Problem statement
Scan the data below for lines holding the word "浙江省装配式内装修施工图设计文件技术审查要点", and copy each line found.

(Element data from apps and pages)
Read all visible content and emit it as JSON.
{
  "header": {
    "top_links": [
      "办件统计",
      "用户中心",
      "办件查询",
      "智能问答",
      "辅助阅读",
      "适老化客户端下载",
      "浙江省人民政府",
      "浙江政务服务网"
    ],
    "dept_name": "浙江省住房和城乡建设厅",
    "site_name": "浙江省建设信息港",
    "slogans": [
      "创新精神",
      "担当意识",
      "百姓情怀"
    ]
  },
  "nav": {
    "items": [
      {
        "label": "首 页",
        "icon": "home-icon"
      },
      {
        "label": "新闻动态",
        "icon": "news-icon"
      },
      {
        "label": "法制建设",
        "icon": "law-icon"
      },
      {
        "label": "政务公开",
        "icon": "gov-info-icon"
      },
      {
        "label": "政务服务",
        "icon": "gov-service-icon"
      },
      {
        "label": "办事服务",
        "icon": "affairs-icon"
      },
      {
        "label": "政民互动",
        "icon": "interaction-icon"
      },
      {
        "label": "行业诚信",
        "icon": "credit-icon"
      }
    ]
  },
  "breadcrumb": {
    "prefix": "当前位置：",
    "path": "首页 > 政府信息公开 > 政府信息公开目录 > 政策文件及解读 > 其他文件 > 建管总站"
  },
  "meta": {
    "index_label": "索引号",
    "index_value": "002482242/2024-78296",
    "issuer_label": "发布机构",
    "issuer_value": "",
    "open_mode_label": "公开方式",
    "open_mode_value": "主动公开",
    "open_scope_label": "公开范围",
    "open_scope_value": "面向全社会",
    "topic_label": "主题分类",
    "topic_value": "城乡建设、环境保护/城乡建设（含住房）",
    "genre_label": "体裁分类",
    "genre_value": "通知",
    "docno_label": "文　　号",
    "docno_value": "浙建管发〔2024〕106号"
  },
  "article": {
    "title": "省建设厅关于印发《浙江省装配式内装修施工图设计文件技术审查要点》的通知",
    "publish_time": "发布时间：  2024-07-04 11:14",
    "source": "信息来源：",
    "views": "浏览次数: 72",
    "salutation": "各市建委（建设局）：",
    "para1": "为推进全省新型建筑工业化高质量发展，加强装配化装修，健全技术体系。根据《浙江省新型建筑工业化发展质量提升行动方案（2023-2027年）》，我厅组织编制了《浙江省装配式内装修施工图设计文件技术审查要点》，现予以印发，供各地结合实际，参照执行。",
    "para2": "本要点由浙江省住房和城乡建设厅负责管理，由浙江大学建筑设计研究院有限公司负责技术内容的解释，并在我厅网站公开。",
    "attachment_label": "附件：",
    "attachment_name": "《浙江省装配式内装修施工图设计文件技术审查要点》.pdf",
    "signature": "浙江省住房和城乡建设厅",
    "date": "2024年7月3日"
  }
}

Response to this exercise
    "title": "省建设厅关于印发《浙江省装配式内装修施工图设计文件技术审查要点》的通知",
    "para1": "为推进全省新型建筑工业化高质量发展，加强装配化装修，健全技术体系。根据《浙江省新型建筑工业化发展质量提升行动方案（2023-2027年）》，我厅组织编制了《浙江省装配式内装修施工图设计文件技术审查要点》，现予以印发，供各地结合实际，参照执行。",
    "attachment_name": "《浙江省装配式内装修施工图设计文件技术审查要点》.pdf",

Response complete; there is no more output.